Format

Send to

Choose Destination
See comment in PubMed Commons below
Proc Biol Sci. 2009 Feb 22;276(1657):761-7. doi: 10.1098/rspb.2008.1225.

Evidence for novel and specialized mycorrhizal parasitism: the orchid Gastrodia confusa gains carbon from saprotrophic Mycena.

Author information

1
Tsukuba Botanical Garden, National Museum of Nature and Science, 4-1-1 Amakubo, Tsukuba 305-0005, Japan. oguy@kahaku.go.jp

Abstract

We investigated the physiological ecology of the Asian non-photosynthetic orchid Gastrodia confusa. We revealed its mycorrhizal partners by using molecular identification and identified its ultimate nutritional source by analysing carbon and nitrogen natural stable isotope abundances. Molecular identification using internal transcribed spacer and large subunit nrDNA sequences showed that G. confusa associates with several species of litter- and wood-decomposer Mycena fungi. The carbon and nitrogen isotope signatures of G. confusa were analysed together with photosynthetic plant reference samples and samples of the ectomycorrhizal epiparasite Monotropa uniflora. We found that G. confusa was highly enriched in (13)C but not greatly in (15)N, while M. uniflora was highly enriched in both (13)C and (15)N. The (13)C and (15)N signatures of G. confusa were the closest to those of the fruit bodies of saprotrophic fungi.
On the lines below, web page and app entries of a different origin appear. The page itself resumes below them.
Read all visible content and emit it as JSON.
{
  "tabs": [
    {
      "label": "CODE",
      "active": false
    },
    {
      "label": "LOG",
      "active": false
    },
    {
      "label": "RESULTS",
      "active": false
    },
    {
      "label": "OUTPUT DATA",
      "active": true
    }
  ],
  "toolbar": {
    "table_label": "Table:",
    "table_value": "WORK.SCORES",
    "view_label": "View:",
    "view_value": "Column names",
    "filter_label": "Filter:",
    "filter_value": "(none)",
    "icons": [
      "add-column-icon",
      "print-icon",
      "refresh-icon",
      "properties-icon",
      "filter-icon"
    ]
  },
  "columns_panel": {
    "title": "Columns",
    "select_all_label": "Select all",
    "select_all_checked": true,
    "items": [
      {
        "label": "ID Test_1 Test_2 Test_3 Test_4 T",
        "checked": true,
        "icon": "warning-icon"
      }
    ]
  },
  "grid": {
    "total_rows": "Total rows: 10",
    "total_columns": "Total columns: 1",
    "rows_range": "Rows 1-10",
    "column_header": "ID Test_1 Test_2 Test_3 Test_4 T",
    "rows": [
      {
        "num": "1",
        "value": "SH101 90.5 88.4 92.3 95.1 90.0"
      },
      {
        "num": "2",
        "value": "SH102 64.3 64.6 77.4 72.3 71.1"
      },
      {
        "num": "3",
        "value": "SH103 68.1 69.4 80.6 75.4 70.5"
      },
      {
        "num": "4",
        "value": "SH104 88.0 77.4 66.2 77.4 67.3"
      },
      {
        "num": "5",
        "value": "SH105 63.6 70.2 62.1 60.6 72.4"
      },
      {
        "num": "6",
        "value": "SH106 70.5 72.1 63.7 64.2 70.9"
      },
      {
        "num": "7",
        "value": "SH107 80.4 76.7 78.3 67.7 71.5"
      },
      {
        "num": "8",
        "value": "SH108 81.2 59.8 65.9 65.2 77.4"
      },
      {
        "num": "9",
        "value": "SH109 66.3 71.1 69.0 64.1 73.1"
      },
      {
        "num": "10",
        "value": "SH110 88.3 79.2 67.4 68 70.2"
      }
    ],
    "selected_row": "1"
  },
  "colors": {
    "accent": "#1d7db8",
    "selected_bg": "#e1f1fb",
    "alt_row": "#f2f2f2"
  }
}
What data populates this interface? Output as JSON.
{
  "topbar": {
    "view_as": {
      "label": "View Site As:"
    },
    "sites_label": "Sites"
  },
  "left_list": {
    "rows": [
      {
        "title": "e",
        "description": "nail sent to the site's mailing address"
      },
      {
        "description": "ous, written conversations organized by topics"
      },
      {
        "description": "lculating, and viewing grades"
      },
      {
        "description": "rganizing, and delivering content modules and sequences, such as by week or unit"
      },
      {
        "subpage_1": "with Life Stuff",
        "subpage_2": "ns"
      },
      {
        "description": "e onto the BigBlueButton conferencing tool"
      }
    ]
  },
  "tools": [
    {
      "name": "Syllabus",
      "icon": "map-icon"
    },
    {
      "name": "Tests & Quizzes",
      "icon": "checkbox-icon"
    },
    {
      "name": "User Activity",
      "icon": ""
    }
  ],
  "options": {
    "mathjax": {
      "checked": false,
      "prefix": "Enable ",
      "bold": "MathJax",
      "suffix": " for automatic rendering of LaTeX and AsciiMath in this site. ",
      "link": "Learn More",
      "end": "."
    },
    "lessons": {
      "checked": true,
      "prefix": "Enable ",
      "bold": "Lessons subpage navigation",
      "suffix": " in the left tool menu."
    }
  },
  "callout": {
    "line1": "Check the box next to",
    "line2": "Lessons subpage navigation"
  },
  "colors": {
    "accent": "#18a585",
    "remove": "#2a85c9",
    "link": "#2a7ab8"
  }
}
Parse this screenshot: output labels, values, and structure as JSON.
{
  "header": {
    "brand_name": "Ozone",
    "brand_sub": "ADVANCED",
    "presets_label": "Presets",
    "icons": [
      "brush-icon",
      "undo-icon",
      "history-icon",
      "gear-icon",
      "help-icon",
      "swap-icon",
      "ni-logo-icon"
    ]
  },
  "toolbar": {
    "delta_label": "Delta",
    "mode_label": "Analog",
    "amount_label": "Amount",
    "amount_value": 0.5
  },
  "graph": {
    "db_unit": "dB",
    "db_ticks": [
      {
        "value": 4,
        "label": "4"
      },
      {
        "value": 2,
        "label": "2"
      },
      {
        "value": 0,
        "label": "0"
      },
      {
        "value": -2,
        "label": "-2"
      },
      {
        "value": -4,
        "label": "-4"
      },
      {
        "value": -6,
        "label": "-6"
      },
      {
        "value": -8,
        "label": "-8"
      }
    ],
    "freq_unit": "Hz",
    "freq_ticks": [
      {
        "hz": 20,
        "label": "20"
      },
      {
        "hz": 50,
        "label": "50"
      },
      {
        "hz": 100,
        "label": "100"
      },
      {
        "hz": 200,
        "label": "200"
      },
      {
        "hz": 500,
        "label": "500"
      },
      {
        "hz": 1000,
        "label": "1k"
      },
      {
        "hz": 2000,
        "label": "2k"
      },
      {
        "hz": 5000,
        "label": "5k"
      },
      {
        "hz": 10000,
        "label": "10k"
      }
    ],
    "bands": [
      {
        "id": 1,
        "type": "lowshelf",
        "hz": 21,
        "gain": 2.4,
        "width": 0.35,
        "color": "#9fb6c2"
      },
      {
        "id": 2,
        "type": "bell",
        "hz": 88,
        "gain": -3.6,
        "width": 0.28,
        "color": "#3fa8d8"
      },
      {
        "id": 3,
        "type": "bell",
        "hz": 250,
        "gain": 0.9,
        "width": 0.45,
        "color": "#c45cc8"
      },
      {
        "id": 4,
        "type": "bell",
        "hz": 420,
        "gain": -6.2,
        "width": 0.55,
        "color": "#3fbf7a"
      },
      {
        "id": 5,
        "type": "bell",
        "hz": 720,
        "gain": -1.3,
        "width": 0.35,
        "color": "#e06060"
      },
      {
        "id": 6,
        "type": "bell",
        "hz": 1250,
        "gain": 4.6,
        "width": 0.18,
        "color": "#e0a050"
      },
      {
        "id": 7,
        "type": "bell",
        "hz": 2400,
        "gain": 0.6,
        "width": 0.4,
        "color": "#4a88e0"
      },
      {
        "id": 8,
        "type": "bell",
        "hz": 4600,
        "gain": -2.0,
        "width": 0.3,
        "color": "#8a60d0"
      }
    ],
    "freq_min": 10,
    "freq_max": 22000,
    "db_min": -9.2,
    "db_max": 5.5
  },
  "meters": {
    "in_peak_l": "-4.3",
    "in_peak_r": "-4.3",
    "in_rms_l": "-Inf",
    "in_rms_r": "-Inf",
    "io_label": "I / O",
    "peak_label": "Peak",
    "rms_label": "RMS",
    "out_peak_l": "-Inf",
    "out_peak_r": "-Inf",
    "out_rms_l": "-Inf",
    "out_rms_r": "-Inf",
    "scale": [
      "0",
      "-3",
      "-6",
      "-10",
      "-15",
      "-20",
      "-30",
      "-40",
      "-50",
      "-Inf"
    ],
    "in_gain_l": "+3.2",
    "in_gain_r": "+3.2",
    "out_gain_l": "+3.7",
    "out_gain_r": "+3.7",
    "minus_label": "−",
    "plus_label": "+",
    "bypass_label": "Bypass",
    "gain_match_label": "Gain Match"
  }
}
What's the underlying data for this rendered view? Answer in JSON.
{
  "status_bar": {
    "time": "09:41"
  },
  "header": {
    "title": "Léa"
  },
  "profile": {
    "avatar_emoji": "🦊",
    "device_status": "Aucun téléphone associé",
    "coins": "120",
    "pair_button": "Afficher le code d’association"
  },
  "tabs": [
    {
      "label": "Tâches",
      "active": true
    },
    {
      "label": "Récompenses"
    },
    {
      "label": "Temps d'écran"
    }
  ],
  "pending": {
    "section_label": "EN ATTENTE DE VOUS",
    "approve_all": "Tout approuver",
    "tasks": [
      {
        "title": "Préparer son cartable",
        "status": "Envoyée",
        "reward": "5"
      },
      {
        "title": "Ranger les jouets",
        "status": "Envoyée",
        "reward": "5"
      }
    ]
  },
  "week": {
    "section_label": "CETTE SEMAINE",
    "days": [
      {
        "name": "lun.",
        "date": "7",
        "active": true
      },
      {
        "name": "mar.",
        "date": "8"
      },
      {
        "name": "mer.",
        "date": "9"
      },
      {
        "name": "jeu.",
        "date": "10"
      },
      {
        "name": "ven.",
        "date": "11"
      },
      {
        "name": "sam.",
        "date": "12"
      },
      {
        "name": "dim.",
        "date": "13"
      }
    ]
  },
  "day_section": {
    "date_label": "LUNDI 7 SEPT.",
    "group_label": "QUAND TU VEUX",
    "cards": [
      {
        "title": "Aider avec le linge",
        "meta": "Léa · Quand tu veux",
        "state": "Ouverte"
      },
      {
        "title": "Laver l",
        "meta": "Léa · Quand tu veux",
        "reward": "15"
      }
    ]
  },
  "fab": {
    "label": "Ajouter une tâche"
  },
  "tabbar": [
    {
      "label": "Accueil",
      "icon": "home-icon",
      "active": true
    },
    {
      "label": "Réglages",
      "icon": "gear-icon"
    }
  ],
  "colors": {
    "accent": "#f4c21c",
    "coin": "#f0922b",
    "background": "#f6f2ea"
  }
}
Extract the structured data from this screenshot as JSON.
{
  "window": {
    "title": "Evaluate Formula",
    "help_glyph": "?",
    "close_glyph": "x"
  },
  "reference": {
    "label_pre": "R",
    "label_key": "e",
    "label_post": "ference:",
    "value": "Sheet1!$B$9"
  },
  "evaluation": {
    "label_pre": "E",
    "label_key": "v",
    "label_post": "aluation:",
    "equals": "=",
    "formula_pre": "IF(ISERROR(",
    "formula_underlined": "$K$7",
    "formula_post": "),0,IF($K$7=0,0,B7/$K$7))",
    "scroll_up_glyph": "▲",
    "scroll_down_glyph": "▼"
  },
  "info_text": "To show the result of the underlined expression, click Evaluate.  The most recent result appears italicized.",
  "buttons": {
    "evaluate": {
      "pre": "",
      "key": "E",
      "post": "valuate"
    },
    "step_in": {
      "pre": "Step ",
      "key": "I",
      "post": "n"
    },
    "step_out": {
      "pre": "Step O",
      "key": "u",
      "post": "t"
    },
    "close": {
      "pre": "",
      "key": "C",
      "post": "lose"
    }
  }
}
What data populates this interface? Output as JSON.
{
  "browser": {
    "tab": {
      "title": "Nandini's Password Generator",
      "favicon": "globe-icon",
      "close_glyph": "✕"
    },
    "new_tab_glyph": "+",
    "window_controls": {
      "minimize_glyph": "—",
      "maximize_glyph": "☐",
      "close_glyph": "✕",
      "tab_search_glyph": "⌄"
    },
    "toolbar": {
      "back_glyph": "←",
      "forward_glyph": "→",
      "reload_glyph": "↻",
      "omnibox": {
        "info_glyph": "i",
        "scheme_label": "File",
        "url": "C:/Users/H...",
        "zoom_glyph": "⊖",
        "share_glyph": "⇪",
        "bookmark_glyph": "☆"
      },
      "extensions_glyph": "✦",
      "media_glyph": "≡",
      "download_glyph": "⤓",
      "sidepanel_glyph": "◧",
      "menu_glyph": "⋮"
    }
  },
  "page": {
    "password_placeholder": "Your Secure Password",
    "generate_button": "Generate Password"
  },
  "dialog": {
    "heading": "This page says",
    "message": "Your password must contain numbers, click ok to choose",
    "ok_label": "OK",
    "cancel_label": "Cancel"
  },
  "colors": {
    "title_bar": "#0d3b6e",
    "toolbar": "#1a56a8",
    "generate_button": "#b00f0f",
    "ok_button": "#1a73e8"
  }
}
Our results demonstrate for the first time using molecular and mass-spectrometric approaches that myco-heterotrophic plants gain carbon through parasitism of wood or litter decaying fungi. Furthermore, we demonstrate that, several otherwise free-living non-mycorrhizal, Mycena can be mycorrhizal partners of orchids.

PMID:
19004757
PMCID:
PMC2660934
DOI:
10.1098/rspb.2008.1225
[Indexed for MEDLINE]
Free PMC Article
PubMed Commons home

PubMed Commons

0 comments

    Supplemental Content

    Full text links

    Icon for HighWire Icon for PubMed Central
    Loading ...
    Support Center